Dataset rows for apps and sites
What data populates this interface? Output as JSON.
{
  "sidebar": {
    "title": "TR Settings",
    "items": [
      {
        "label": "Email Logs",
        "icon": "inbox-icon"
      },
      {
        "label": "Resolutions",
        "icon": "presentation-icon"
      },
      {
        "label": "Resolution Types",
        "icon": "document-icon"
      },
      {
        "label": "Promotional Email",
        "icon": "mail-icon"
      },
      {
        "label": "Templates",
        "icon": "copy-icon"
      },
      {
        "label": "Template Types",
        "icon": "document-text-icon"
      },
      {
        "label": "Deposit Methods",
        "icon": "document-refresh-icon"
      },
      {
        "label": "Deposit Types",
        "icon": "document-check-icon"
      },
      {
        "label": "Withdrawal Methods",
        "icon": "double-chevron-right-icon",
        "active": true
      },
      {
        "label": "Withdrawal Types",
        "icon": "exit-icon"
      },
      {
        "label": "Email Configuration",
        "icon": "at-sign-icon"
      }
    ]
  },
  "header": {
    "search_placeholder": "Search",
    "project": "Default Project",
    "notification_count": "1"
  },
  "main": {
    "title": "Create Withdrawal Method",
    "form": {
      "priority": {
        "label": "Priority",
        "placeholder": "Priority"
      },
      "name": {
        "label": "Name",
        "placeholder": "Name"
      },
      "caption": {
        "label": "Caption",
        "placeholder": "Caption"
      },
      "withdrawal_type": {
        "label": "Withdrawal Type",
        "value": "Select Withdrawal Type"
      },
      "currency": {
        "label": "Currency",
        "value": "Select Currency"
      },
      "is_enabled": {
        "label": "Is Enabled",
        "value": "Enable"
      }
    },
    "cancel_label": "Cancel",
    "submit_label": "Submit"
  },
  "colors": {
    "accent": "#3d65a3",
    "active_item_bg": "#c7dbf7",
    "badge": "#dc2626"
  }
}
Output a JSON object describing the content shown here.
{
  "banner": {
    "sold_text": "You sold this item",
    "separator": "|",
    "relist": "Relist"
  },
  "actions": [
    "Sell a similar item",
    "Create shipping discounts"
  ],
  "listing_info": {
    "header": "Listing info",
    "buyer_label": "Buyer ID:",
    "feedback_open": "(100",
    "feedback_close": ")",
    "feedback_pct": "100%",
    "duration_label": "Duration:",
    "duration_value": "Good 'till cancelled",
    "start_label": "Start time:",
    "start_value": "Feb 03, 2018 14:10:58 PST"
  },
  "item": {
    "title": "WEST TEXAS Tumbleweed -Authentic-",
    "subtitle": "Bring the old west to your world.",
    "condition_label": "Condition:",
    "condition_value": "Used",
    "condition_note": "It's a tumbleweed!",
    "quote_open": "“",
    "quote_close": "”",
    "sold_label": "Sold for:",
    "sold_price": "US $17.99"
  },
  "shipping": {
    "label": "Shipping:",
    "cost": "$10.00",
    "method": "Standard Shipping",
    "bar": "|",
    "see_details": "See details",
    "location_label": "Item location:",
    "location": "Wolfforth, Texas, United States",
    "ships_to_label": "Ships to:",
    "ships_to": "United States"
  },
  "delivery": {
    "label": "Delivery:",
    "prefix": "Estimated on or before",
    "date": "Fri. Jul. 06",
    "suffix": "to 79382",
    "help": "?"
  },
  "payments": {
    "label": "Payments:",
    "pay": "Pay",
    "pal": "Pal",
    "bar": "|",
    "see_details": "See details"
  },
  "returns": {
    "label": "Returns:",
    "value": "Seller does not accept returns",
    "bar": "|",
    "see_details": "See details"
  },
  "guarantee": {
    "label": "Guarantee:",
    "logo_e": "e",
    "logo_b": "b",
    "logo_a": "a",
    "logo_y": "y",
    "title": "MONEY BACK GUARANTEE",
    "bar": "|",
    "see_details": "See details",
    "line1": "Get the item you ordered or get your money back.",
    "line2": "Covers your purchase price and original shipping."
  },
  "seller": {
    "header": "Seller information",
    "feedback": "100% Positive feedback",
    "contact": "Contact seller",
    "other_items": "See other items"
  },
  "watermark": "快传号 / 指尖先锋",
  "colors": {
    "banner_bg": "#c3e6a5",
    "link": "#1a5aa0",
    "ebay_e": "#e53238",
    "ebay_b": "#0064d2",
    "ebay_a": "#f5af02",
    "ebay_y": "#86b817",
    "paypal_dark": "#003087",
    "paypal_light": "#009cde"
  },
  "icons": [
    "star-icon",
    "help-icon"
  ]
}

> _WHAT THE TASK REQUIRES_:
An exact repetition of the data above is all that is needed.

> _OUTPUT BELOW_:
What data populates this interface? Output as JSON.
{
  "sidebar": {
    "title": "TR Settings",
    "items": [
      {
        "label": "Email Logs",
        "icon": "inbox-icon"
      },
      {
        "label": "Resolutions",
        "icon": "presentation-icon"
      },
      {
        "label": "Resolution Types",
        "icon": "document-icon"
      },
      {
        "label": "Promotional Email",
        "icon": "mail-icon"
      },
      {
        "label": "Templates",
        "icon": "copy-icon"
      },
      {
        "label": "Template Types",
        "icon": "document-text-icon"
      },
      {
        "label": "Deposit Methods",
        "icon": "document-refresh-icon"
      },
      {
        "label": "Deposit Types",
        "icon": "document-check-icon"
      },
      {
        "label": "Withdrawal Methods",
        "icon": "double-chevron-right-icon",
        "active": true
      },
      {
        "label": "Withdrawal Types",
        "icon": "exit-icon"
      },
      {
        "label": "Email Configuration",
        "icon": "at-sign-icon"
      }
    ]
  },
  "header": {
    "search_placeholder": "Search",
    "project": "Default Project",
    "notification_count": "1"
  },
  "main": {
    "title": "Create Withdrawal Method",
    "form": {
      "priority": {
        "label": "Priority",
        "placeholder": "Priority"
      },
      "name": {
        "label": "Name",
        "placeholder": "Name"
      },
      "caption": {
        "label": "Caption",
        "placeholder": "Caption"
      },
      "withdrawal_type": {
        "label": "Withdrawal Type",
        "value": "Select Withdrawal Type"
      },
      "currency": {
        "label": "Currency",
        "value": "Select Currency"
      },
      "is_enabled": {
        "label": "Is Enabled",
        "value": "Enable"
      }
    },
    "cancel_label": "Cancel",
    "submit_label": "Submit"
  },
  "colors": {
    "accent": "#3d65a3",
    "active_item_bg": "#c7dbf7",
    "badge": "#dc2626"
  }
}
Output a JSON object describing the content shown here.
{
  "banner": {
    "sold_text": "You sold this item",
    "separator": "|",
    "relist": "Relist"
  },
  "actions": [
    "Sell a similar item",
    "Create shipping discounts"
  ],
  "listing_info": {
    "header": "Listing info",
    "buyer_label": "Buyer ID:",
    "feedback_open": "(100",
    "feedback_close": ")",
    "feedback_pct": "100%",
    "duration_label": "Duration:",
    "duration_value": "Good 'till cancelled",
    "start_label": "Start time:",
    "start_value": "Feb 03, 2018 14:10:58 PST"
  },
  "item": {
    "title": "WEST TEXAS Tumbleweed -Authentic-",
    "subtitle": "Bring the old west to your world.",
    "condition_label": "Condition:",
    "condition_value": "Used",
    "condition_note": "It's a tumbleweed!",
    "quote_open": "“",
    "quote_close": "”",
    "sold_label": "Sold for:",
    "sold_price": "US $17.99"
  },
  "shipping": {
    "label": "Shipping:",
    "cost": "$10.00",
    "method": "Standard Shipping",
    "bar": "|",
    "see_details": "See details",
    "location_label": "Item location:",
    "location": "Wolfforth, Texas, United States",
    "ships_to_label": "Ships to:",
    "ships_to": "United States"
  },
  "delivery": {
    "label": "Delivery:",
    "prefix": "Estimated on or before",
    "date": "Fri. Jul. 06",
    "suffix": "to 79382",
    "help": "?"
  },
  "payments": {
    "label": "Payments:",
    "pay": "Pay",
    "pal": "Pal",
    "bar": "|",
    "see_details": "See details"
  },
  "returns": {
    "label": "Returns:",
    "value": "Seller does not accept returns",
    "bar": "|",
    "see_details": "See details"
  },
  "guarantee": {
    "label": "Guarantee:",
    "logo_e": "e",
    "logo_b": "b",
    "logo_a": "a",
    "logo_y": "y",
    "title": "MONEY BACK GUARANTEE",
    "bar": "|",
    "see_details": "See details",
    "line1": "Get the item you ordered or get your money back.",
    "line2": "Covers your purchase price and original shipping."
  },
  "seller": {
    "header": "Seller information",
    "feedback": "100% Positive feedback",
    "contact": "Contact seller",
    "other_items": "See other items"
  },
  "watermark": "快传号 / 指尖先锋",
  "colors": {
    "banner_bg": "#c3e6a5",
    "link": "#1a5aa0",
    "ebay_e": "#e53238",
    "ebay_b": "#0064d2",
    "ebay_a": "#f5af02",
    "ebay_y": "#86b817",
    "paypal_dark": "#003087",
    "paypal_light": "#009cde"
  },
  "icons": [
    "star-icon",
    "help-icon"
  ]
}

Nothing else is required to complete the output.